## What you need to do
Isolate every line in the records below with "history" in it.

## Data supplied
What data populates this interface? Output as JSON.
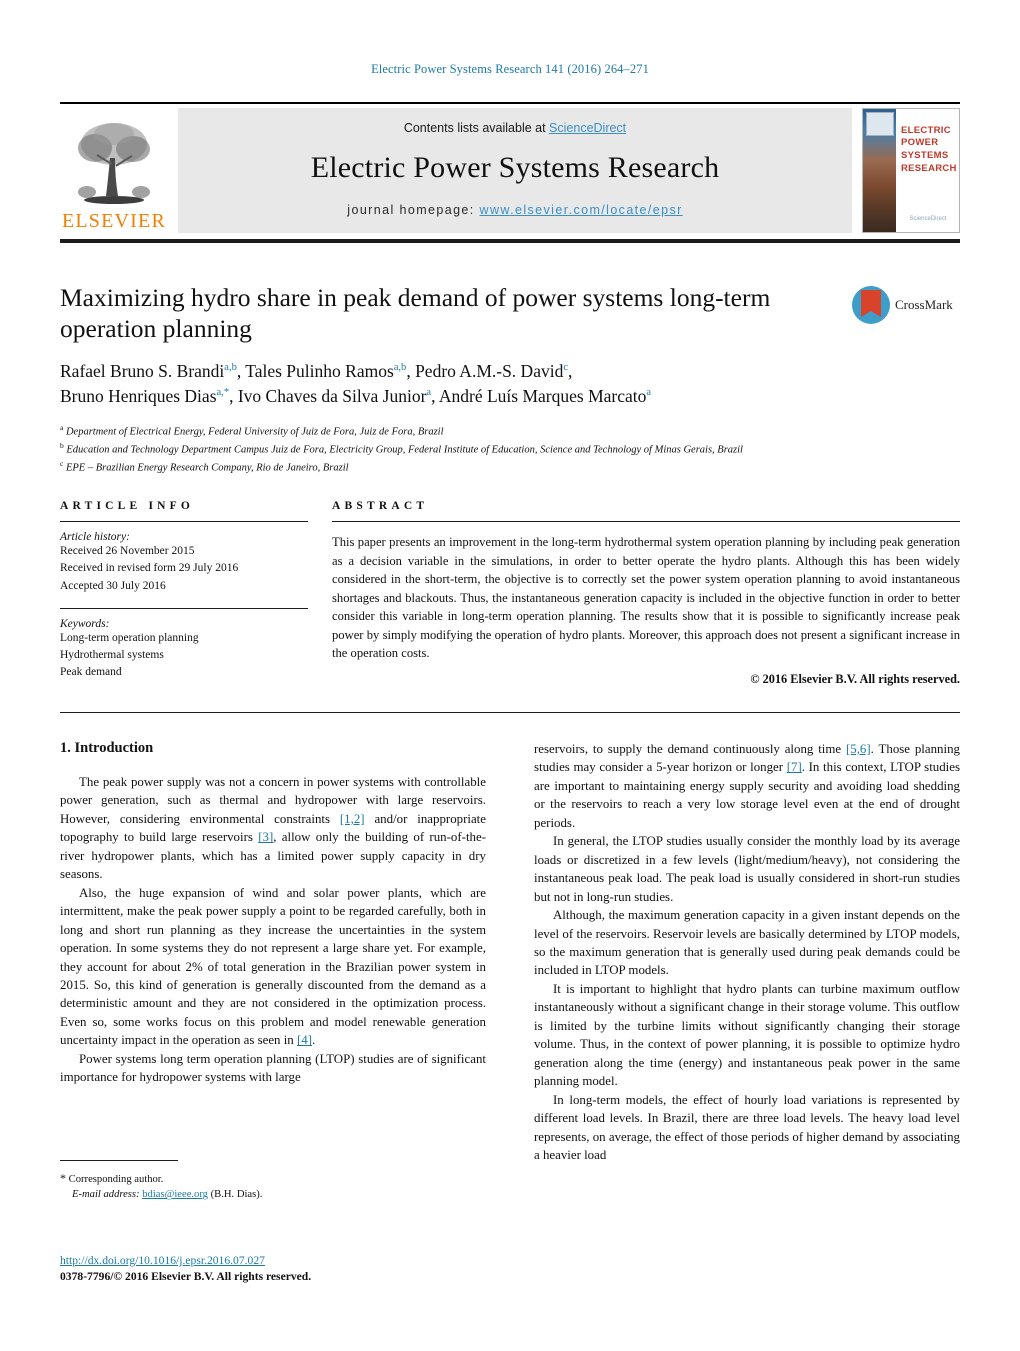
{
  "running_head": "Electric Power Systems Research 141 (2016) 264–271",
  "masthead": {
    "contents_prefix": "Contents lists available at ",
    "sciencedirect": "ScienceDirect",
    "journal_title": "Electric Power Systems Research",
    "homepage_prefix": "journal homepage: ",
    "homepage_url": "www.elsevier.com/locate/epsr",
    "publisher_wordmark": "ELSEVIER",
    "cover_title_line1": "ELECTRIC POWER",
    "cover_title_line2": "SYSTEMS RESEARCH",
    "cover_footer": "ScienceDirect",
    "accent_link_color": "#3a8fc4",
    "elsevier_orange": "#f08000"
  },
  "article": {
    "title": "Maximizing hydro share in peak demand of power systems long-term operation planning",
    "crossmark_label": "CrossMark",
    "authors_line1_a": "Rafael Bruno S. Brandi",
    "authors_line1_a_sup": "a,b",
    "authors_line1_b": ", Tales Pulinho Ramos",
    "authors_line1_b_sup": "a,b",
    "authors_line1_c": ", Pedro A.M.-S. David",
    "authors_line1_c_sup": "c",
    "authors_line1_end": ",",
    "authors_line2_a": "Bruno Henriques Dias",
    "authors_line2_a_sup": "a,",
    "authors_line2_a_star": "*",
    "authors_line2_b": ", Ivo Chaves da Silva Junior",
    "authors_line2_b_sup": "a",
    "authors_line2_c": ", André Luís Marques Marcato",
    "authors_line2_c_sup": "a",
    "affiliations": [
      {
        "marker": "a",
        "text": "Department of Electrical Energy, Federal University of Juiz de Fora, Juiz de Fora, Brazil"
      },
      {
        "marker": "b",
        "text": "Education and Technology Department Campus Juiz de Fora, Electricity Group, Federal Institute of Education, Science and Technology of Minas Gerais, Brazil"
      },
      {
        "marker": "c",
        "text": "EPE – Brazilian Energy Research Company, Rio de Janeiro, Brazil"
      }
    ]
  },
  "article_info": {
    "heading": "ARTICLE INFO",
    "history_label": "Article history:",
    "history": [
      "Received 26 November 2015",
      "Received in revised form 29 July 2016",
      "Accepted 30 July 2016"
    ],
    "keywords_label": "Keywords:",
    "keywords": [
      "Long-term operation planning",
      "Hydrothermal systems",
      "Peak demand"
    ]
  },
  "abstract": {
    "heading": "ABSTRACT",
    "text": "This paper presents an improvement in the long-term hydrothermal system operation planning by including peak generation as a decision variable in the simulations, in order to better operate the hydro plants. Although this has been widely considered in the short-term, the objective is to correctly set the power system operation planning to avoid instantaneous shortages and blackouts. Thus, the instantaneous generation capacity is included in the objective function in order to better consider this variable in long-term operation planning. The results show that it is possible to significantly increase peak power by simply modifying the operation of hydro plants. Moreover, this approach does not present a significant increase in the operation costs.",
    "copyright": "© 2016 Elsevier B.V. All rights reserved."
  },
  "body": {
    "section_heading": "1. Introduction",
    "left_paragraphs": [
      {
        "pre": "The peak power supply was not a concern in power systems with controllable power generation, such as thermal and hydropower with large reservoirs. However, considering environmental constraints ",
        "ref1": "[1,2]",
        "mid": " and/or inappropriate topography to build large reservoirs ",
        "ref2": "[3]",
        "post": ", allow only the building of run-of-the-river hydropower plants, which has a limited power supply capacity in dry seasons."
      },
      {
        "pre": "Also, the huge expansion of wind and solar power plants, which are intermittent, make the peak power supply a point to be regarded carefully, both in long and short run planning as they increase the uncertainties in the system operation. In some systems they do not represent a large share yet. For example, they account for about 2% of total generation in the Brazilian power system in 2015. So, this kind of generation is generally discounted from the demand as a deterministic amount and they are not considered in the optimization process. Even so, some works focus on this problem and model renewable generation uncertainty impact in the operation as seen in ",
        "ref1": "[4]",
        "mid": "",
        "ref2": "",
        "post": "."
      },
      {
        "pre": "Power systems long term operation planning (LTOP) studies are of significant importance for hydropower systems with large",
        "ref1": "",
        "mid": "",
        "ref2": "",
        "post": ""
      }
    ],
    "right_paragraphs": [
      {
        "pre": "reservoirs, to supply the demand continuously along time ",
        "ref1": "[5,6]",
        "mid": ". Those planning studies may consider a 5-year horizon or longer ",
        "ref2": "[7]",
        "post": ". In this context, LTOP studies are important to maintaining energy supply security and avoiding load shedding or the reservoirs to reach a very low storage level even at the end of drought periods.",
        "indent": false
      },
      {
        "pre": "In general, the LTOP studies usually consider the monthly load by its average loads or discretized in a few levels (light/medium/heavy), not considering the instantaneous peak load. The peak load is usually considered in short-run studies but not in long-run studies.",
        "ref1": "",
        "mid": "",
        "ref2": "",
        "post": "",
        "indent": true
      },
      {
        "pre": "Although, the maximum generation capacity in a given instant depends on the level of the reservoirs. Reservoir levels are basically determined by LTOP models, so the maximum generation that is generally used during peak demands could be included in LTOP models.",
        "ref1": "",
        "mid": "",
        "ref2": "",
        "post": "",
        "indent": true
      },
      {
        "pre": "It is important to highlight that hydro plants can turbine maximum outflow instantaneously without a significant change in their storage volume. This outflow is limited by the turbine limits without significantly changing their storage volume. Thus, in the context of power planning, it is possible to optimize hydro generation along the time (energy) and instantaneous peak power in the same planning model.",
        "ref1": "",
        "mid": "",
        "ref2": "",
        "post": "",
        "indent": true
      },
      {
        "pre": "In long-term models, the effect of hourly load variations is represented by different load levels. In Brazil, there are three load levels. The heavy load level represents, on average, the effect of those periods of higher demand by associating a heavier load",
        "ref1": "",
        "mid": "",
        "ref2": "",
        "post": "",
        "indent": true
      }
    ]
  },
  "footnotes": {
    "corresponding_star": "*",
    "corresponding_text": "Corresponding author.",
    "email_label": "E-mail address:",
    "email": "bdias@ieee.org",
    "email_owner": "(B.H. Dias)."
  },
  "imprint": {
    "doi": "http://dx.doi.org/10.1016/j.epsr.2016.07.027",
    "issn_line": "0378-7796/© 2016 Elsevier B.V. All rights reserved."
  }
}
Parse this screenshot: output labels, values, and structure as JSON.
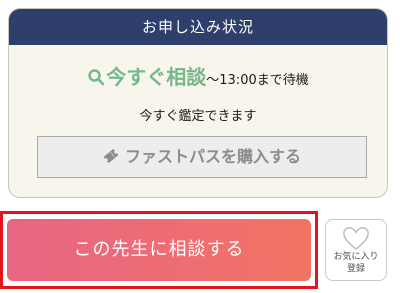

## Result of this task
    "history_label": "Article history:",
    "history": [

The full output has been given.